It’s foolish for America to assume selling weapons to Taipei won’t harm our relationship with Beijing.

Six years ago, Travis Tanner and I, responding in The National Interest to a critical missive penned by Gary Schmitt, warned:

We would disagree, however, with his assertion that the United States "does not have to choose" between keeping good relations with Russia and China and supporting allies like Taiwan or Georgia. This, to us, seems like wishful thinking. Sometimes we have to choose. And as realists, we feel that our choices must be grounded in a clear assessment of America's foreign policy priorities.

Somehow this assessment doesn't seem to have guided the announcement that the United States is going to supply Taiwan with another round of military equipment. Since this occurs against the backdrop of a stated administration goal of strengthening the partnership with China, apparently the U.S. government felt it did not have to make any choices.

There are a number of good strategic reasons why the United States wants to sell advanced weaponry to Taiwan. But Washington should have been under no illusions that it would be possible to simultaneously provide a major weapons package to Taipei while somehow believing that this would have little or no impact on relations with Beijing. The Obama administration cannot pursue its stated goal of a stronger partnership with the People's Republic if it believes that it can somehow "compartmentalize" Taiwan as an issue from the larger China-U.S. bilateral relationship. This is especially true now that there are some real improvements in the Taiwan-China relationship since the arrival of the Ma Ying-jeou administration that might-and here I stress that this is a very tenuous might-start a process toward eventual reconciliation.

Alexander Huang, strategic-studies professor at Tamkang University in Taipei, was cited in today's Wall Street Journal as confident that Beijing's protests over the arms sales will be limited. But this optimism may be premature. In the past, that might have been the case. Today, however, it is Washington that increasingly needs Chinese acquiescence to policies that matter a great deal to the United States-closing sanctions loopholes on Iran, revaluing its currency, doing more on climate change. And, of course, China could choose not to buy from U.S. companies-a threat that certainly has Boeing concerned-and for a president who wants to double U.S. exports in five years to provide 2 million new jobs, this could be a potent threat indeed.

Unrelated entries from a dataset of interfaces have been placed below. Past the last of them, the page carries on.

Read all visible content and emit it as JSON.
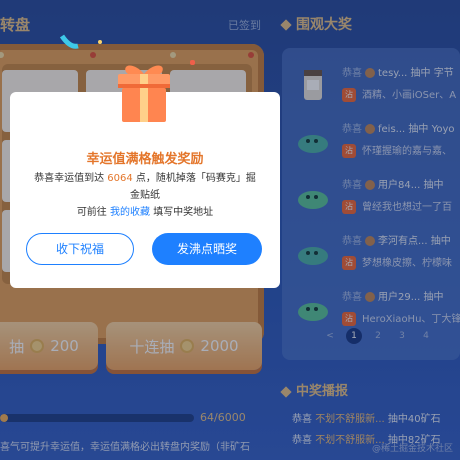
{
  "lottery": {
    "title": "转盘",
    "signed_label": "已签到",
    "single_draw": {
      "label": "抽",
      "cost": "200"
    },
    "ten_draw": {
      "label": "十连抽",
      "cost": "2000"
    },
    "progress": {
      "text": "64/6000",
      "value": 64,
      "max": 6000
    },
    "note": "喜气可提升幸运值，幸运值满格必出转盘内奖励（非矿石"
  },
  "winners": {
    "title": "围观大奖",
    "rows": [
      {
        "prefix": "恭喜",
        "user": "tesy...",
        "action": "抽中",
        "prize": "字节",
        "comment": "酒精、小画iOSer、A"
      },
      {
        "prefix": "恭喜",
        "user": "feis...",
        "action": "抽中",
        "prize": "Yoyo",
        "comment": "怀瑾握瑜的嘉与嘉、"
      },
      {
        "prefix": "恭喜",
        "user": "用户84...",
        "action": "抽中",
        "prize": "",
        "comment": "曾经我也想过一了百"
      },
      {
        "prefix": "恭喜",
        "user": "李河有点...",
        "action": "抽中",
        "prize": "",
        "comment": "梦想橡皮擦、柠檬味"
      },
      {
        "prefix": "恭喜",
        "user": "用户29...",
        "action": "抽中",
        "prize": "",
        "comment": "HeroXiaoHu、丁大锋"
      }
    ],
    "tag": "沾",
    "pages": [
      "<",
      "1",
      "2",
      "3",
      "4"
    ]
  },
  "report": {
    "title": "中奖播报",
    "rows": [
      {
        "prefix": "恭喜",
        "user": "不划不舒服新...",
        "action": "抽中40矿石"
      },
      {
        "prefix": "恭喜",
        "user": "不划不舒服新...",
        "action": "抽中82矿石"
      }
    ]
  },
  "modal": {
    "title": "幸运值满格触发奖励",
    "desc_prefix": "恭喜幸运值到达",
    "desc_num": "6064",
    "desc_suffix": "点，随机掉落「码赛克」掘金贴纸",
    "desc2_prefix": "可前往",
    "desc2_link": "我的收藏",
    "desc2_suffix": "填写中奖地址",
    "btn_secondary": "收下祝福",
    "btn_primary": "发沸点晒奖"
  },
  "watermark": "@稀土掘金技术社区",
  "colors": {
    "accent": "#1e80ff",
    "orange": "#e4762b",
    "gold": "#e7c48a"
  }
}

Perhaps the Obama administration has come to the conclusion, after its experiences during its first year in office, that the government in Beijing is not going to accommodate key U.S. interests. In that case, reminding the PRC that the United States can take steps to affect Beijing's core interests-and securing the loyalty of smaller allies in the process-is an understandable reaction. This also has an impact on where the administration is taking Iran policy in its second year. If, as I've argued on this site before, the Obama team is coming to the conclusion that sanctions are not going to be an effective tool, and is considering either some form of covert action and/or shifting to a perspective of regime change, then Chinese cooperation becomes less important-especially if Beijing was never offering any substantive assistance in tightening up sanctions. Sure, the diplomatic maneuverings can continue, but if the administration is now readying a Plan B for Iran, then continual efforts to woo Chinese support become less critical.

What would be problematic, however, is if Washington was expecting greater Chinese support on a number of issues-not just Iran, but also Afghanistan/Pakistan, trade, climate change, trade talks, etc.-and went ahead with this particular package at this time with no calculations of the potential costs and benefits. There are never binary choices in policy. But there are gradations. How the United States chooses to interpret the requirements of Congressional legislation that mandate support for Taiwan's ability to defend itself is in the eye of the beholder in Washington. One hopes that the costs and benefits of choosing this particular course of action were weighed carefully-and that no one has seriously miscalculated. Perhaps professor Huang's optimism will be borne out once again. We can only hope.

 

Nikolas K. Gvosdev, a senior editor at The National Interest, is a professor of national-security studies at the U.S. Naval War College. The views expressed are entirely his own.